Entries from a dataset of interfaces
==========
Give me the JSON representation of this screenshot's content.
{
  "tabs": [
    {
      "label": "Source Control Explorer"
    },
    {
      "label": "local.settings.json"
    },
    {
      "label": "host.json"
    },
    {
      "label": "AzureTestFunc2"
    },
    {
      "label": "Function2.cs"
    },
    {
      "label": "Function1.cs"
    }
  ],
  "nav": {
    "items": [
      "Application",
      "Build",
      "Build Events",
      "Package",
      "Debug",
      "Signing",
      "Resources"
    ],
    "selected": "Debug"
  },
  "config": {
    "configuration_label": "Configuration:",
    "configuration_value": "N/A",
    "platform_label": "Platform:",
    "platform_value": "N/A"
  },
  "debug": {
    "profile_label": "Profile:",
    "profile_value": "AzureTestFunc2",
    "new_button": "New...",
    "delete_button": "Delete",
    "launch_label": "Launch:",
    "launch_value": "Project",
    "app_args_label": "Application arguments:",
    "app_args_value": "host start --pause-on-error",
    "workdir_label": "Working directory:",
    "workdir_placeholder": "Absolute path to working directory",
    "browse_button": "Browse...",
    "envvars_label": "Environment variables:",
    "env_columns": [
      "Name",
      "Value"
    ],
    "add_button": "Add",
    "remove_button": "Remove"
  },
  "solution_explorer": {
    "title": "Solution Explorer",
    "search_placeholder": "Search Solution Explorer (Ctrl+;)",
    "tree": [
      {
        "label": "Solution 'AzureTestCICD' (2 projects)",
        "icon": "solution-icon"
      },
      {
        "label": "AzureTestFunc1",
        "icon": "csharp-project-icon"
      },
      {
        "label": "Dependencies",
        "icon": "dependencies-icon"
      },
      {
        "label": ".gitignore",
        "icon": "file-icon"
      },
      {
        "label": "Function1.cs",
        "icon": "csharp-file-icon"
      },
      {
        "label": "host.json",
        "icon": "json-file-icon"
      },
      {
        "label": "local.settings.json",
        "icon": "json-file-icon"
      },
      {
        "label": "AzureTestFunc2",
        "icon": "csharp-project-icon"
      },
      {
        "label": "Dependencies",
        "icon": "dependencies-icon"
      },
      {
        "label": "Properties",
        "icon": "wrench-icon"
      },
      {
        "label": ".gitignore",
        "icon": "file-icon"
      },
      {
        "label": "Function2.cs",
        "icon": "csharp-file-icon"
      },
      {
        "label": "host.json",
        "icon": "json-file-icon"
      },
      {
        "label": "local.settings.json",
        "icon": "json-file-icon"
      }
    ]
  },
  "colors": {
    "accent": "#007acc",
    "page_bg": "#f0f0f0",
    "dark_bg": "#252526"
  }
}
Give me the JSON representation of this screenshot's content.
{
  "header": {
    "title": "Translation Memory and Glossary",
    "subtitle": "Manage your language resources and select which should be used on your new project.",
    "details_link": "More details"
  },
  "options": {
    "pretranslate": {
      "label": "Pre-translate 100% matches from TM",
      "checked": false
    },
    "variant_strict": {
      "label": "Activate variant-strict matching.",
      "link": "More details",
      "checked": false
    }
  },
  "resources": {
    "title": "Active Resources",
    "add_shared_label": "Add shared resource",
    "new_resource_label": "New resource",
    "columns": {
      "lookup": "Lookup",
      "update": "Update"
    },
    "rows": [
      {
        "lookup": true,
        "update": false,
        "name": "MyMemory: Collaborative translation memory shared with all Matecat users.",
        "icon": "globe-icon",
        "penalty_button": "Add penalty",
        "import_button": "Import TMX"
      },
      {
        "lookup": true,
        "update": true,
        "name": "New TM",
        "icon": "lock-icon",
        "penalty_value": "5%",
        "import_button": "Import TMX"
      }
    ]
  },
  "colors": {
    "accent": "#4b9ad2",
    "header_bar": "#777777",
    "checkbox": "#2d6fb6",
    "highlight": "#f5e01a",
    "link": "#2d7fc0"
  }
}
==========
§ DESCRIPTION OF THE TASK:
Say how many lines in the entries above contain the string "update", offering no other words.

§ COMPLETED EXERCISE:
3